Randy Weiler, SPC’s Director of Postal Affairs and Logistics, is here to help you navigate the labyrinth of the USPS. What does it take to efficiently move your projects through the USPS system? What efficiencies can you gain from SPC’s lettershop expertise? Who determines postal increases?
Every month, Randy fields your burning questions about mail and postal affairs in a Q&A format. You can email him at email@example.com or post a question via Facebook or Twitter using the hashtag #AskRandyUSPS. We post the questions and his answers each month both here on the SPC blog and on social media. To see a full list of questions that Randy has answered, check the Ask Randy Index.
1) What is Seamless Acceptance and why is it important to SPC and our customers?

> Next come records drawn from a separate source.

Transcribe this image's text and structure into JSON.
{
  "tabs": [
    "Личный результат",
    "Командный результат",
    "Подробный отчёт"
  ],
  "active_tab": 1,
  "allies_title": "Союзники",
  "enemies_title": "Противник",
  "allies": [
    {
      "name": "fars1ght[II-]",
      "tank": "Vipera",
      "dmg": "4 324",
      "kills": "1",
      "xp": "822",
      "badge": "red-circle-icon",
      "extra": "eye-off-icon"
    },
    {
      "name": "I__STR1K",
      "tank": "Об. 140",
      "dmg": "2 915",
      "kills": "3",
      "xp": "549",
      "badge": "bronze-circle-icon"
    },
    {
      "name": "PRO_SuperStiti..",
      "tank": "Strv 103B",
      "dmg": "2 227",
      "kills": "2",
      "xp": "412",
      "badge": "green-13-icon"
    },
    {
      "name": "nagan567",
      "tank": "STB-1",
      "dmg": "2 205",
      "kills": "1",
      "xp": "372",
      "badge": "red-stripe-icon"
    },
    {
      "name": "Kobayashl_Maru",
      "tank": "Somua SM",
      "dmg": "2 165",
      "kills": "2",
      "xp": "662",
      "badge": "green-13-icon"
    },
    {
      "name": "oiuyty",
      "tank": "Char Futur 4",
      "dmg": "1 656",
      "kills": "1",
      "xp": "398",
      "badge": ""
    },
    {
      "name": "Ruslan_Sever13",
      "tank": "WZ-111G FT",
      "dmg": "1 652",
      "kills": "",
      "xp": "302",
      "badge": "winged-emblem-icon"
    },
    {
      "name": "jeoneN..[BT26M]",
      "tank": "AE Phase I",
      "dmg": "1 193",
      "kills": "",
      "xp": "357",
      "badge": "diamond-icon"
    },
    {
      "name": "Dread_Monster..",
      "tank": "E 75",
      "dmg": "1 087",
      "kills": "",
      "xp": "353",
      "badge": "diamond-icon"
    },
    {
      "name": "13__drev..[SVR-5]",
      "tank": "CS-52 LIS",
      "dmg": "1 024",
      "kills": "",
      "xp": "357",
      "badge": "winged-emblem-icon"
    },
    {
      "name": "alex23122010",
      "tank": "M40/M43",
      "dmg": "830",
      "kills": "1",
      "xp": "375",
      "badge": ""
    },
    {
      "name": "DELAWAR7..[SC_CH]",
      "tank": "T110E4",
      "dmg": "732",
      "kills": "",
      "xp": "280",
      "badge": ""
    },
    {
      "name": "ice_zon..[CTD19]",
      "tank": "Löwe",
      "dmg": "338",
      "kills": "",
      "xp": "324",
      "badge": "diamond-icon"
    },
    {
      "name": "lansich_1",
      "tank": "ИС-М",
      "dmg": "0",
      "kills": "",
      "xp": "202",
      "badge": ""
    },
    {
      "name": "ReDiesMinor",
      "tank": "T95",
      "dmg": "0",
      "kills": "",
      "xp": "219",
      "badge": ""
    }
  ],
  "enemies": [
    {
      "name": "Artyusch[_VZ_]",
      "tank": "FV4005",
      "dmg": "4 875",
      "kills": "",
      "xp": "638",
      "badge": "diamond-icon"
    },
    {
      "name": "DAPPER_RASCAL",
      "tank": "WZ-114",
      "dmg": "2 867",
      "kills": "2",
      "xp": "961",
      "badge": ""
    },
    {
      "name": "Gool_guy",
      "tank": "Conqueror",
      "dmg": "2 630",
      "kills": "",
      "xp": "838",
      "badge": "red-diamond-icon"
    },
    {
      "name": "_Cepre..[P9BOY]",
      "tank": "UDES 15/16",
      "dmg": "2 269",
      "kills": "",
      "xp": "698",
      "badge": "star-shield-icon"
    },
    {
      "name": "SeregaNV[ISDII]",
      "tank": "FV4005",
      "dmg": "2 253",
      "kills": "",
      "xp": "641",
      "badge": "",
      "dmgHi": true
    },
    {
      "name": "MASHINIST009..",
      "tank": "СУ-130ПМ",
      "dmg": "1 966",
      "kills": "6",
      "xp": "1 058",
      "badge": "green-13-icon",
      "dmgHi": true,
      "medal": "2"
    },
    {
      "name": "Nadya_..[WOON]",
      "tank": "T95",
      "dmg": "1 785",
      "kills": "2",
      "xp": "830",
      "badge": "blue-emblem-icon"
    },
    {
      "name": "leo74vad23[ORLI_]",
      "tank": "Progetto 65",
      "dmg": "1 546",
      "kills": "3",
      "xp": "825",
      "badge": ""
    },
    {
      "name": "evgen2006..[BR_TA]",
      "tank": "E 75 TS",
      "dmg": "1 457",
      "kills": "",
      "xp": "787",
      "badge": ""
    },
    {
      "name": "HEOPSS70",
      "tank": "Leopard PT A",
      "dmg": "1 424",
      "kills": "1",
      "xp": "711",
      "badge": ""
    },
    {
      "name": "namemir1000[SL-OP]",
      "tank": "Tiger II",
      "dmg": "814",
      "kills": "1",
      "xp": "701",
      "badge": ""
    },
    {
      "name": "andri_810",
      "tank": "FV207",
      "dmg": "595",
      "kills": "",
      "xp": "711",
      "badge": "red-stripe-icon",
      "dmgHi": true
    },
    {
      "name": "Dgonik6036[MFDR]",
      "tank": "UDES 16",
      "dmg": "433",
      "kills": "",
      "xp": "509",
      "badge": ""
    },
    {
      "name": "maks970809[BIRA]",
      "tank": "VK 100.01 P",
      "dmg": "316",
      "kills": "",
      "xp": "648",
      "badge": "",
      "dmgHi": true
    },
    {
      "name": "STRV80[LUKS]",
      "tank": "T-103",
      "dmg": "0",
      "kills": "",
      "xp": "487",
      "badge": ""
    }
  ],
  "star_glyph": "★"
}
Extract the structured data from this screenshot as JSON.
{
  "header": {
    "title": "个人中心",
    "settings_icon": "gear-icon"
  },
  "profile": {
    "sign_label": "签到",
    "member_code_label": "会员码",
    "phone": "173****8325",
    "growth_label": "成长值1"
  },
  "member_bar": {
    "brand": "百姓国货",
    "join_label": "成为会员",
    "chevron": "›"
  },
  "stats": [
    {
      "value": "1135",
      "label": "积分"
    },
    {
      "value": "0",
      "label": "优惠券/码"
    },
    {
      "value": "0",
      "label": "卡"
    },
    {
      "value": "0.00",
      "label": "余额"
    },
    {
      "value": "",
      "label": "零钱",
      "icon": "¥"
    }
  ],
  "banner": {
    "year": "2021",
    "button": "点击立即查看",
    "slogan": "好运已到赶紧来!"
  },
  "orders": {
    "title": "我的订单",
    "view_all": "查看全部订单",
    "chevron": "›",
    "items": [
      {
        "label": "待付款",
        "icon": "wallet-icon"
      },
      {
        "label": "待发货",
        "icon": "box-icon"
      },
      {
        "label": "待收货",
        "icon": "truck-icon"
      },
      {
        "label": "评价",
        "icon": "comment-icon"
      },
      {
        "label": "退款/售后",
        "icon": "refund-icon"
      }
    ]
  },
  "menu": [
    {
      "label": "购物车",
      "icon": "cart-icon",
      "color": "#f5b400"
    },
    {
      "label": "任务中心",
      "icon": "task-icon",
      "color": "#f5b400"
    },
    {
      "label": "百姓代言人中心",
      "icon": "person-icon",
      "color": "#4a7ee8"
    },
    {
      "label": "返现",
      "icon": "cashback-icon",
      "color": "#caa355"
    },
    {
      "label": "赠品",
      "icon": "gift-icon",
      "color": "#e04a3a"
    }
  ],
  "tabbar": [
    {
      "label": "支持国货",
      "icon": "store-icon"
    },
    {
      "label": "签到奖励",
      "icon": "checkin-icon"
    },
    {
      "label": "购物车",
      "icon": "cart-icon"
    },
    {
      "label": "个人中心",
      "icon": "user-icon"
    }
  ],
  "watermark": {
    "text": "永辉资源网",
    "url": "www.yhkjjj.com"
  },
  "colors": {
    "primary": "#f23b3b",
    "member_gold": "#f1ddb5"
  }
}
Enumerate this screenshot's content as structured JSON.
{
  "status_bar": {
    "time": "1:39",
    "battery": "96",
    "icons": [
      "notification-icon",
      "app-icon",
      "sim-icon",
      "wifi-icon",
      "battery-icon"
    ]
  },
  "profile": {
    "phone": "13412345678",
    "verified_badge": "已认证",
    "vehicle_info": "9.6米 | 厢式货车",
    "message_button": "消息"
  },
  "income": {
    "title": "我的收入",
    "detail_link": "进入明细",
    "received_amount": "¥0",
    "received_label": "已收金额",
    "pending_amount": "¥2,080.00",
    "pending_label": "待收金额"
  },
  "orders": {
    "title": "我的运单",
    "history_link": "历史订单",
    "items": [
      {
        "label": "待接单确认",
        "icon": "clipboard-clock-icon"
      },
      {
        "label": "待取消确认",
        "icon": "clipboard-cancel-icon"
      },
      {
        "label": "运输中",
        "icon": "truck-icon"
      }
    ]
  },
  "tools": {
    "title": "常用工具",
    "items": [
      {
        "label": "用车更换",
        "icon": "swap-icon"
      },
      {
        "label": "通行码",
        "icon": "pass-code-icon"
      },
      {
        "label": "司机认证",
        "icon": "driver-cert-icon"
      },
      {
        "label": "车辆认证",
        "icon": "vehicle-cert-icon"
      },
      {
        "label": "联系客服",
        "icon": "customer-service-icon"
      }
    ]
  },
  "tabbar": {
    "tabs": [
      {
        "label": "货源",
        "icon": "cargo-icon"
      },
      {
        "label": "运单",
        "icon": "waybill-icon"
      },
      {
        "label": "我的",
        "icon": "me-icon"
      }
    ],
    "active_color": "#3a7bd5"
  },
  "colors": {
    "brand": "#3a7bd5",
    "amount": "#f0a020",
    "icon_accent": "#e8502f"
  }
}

Seamless Acceptance leverages the scanning of Intelligent Mail barcodes on mailpieces, trays, sacks and containers by USPS mail processing equipment (MPE) and handheld scanning devices. These are then reconciled to the mailer electronic documentation (eDoc) to confirm proper mail preparation for the discounts claimed and postage paid. Mail is verified by reviewing data within the eDoc, the comparison of eDoc to MPE scans, and the comparison of eDoc to scans from sampling. These three verification types provide a complete view of mail preparation.
Benefits of Seamless Acceptance
- Longer mail production cycle
- Standardized acceptance and verification process is performed electronically and reduces overall complexity
- Auto-finalization gives eDoc submitters control over postage payment
- Allows for improved feedback and identification of trends
- Trend-based quality measurements means that mail preparers are not penalized for a problem with a single mailing
- Control over release timing
- Flexibility with mail preparation
2) What is the status of the USPS moving to a five-day delivery?
The idea of the USPS potentially moving to five-day delivery has been floating around for quite some time now. Proponents suggest that it will help trim USPS costs in the face of decreasing letter delivery, without sacrificing significant service. But given the importance of package delivery to the USPS at the moment, and the ongoing consumer desire to receive packages ASAP, I personally feel a five-day delivery concept has been sidelined for now.
3) Can I put a “please deliver by” date range on a mail piece?
There are no applicable standards in the DMM that prohibit the inclusion of an in-home delivery date on a mailpiece. Without an explicit prohibition, a date is allowed as long as it doesn’t interfere with postal markings or elements. It does not affect the mailing in any way since there is no guarantee associated with those dates.
4) Do you prefer thin crust or deep dish pizza?
Answer: Thin crust
Director Postal Affairs and Logistics